When the first Europeans entered the land that would one day be called Texas, they found a place that contained more Indian tribes than any other would-be American state at the time. At the turn of the twentieth century, the federal government documented that American Indians in Texas were nearly extinct, decreasing in number from 708 people in 1890 to 470 in 1900. A century later, the U.S. census recorded an explosion in the American Indian population living in Texas at 215,599 people. By 2010, that population jumped to 315,264 people.

Part One of this Article chronicles the forces contributing …


Reforming Recidivism: Making Prison Practical Through Help, Katelyn Copperud Jun 2019

Reforming Recidivism: Making Prison Practical Through Help, Katelyn Copperud

The Scholar: St. Mary's Law Review on Race and Social Justice

While Texas has long been recognized as “Tough Texas” when it comes to crime, recent efforts have been made to combat that reputation.
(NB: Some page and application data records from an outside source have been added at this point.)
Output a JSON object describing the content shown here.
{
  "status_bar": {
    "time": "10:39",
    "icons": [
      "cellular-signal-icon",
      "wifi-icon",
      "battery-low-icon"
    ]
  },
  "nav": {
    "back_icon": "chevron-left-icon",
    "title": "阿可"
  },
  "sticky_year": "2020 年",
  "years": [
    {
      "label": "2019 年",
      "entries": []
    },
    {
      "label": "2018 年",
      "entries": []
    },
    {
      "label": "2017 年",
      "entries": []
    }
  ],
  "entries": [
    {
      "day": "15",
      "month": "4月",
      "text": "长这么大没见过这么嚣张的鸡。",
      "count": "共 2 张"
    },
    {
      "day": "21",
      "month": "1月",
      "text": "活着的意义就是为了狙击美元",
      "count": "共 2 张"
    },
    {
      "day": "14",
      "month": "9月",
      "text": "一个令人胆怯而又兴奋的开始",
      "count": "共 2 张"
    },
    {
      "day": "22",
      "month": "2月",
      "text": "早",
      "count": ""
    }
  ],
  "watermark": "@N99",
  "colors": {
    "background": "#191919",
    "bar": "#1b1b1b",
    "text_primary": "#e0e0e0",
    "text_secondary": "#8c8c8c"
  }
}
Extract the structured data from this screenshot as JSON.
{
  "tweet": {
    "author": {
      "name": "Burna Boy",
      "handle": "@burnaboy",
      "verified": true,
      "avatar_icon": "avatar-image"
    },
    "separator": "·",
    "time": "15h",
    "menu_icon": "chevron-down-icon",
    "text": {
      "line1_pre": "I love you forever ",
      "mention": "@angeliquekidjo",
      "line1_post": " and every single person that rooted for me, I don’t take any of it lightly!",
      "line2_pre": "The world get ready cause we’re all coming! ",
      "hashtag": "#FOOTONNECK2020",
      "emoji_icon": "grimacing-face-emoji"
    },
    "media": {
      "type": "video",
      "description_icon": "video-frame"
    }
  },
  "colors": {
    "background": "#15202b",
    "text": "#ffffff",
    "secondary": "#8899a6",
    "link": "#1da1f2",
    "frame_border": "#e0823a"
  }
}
Efforts such as offering “good time” credit and more liberal parole standards are used to reduce the Texas prison populations. Although effective in reducing prison populations, do these incentives truly reduce a larger issue of prison overpopulation: recidivism?

In both state and federal prison systems, inmate education is proven to reduce recidivism. Texas’s own, Windham School District, provides a broad spectrum of education to Texas Department of Criminal Justice inmates; from General Education Development (GED) classes to …


'Race, Racism, And American Law': A Seminar From The Indigenous, Black, And Immigrant Legal Perspectives, Eduardo R.C. Capulong, Andrew King-Ries, Monte Mills Jun 2019

'Race, Racism, And American Law': A Seminar From The Indigenous, Black, And Immigrant Legal Perspectives, Eduardo R.C. Capulong, Andrew King-Ries, Monte Mills

The Scholar: St. Mary's Law Review on Race and Social Justice

Flagrant racism has characterized the Trump era from the onset. Beginning with the 2016 presidential campaign, Trump has inflamed long-festering racial wounds and unleashed White supremacist reaction to the nation’s first Black President, in the process destabilizing our sense of the nation’s racial progress and upending core principles of legality, equality, and justice. As law professors, we sought to rise to these challenges and prepare the next generation of lawyers to succeed in a different and more polarized future. Our shared commitment resulted in a new course, “Race, Racism, and American Law,” in which we sought to explore the roots …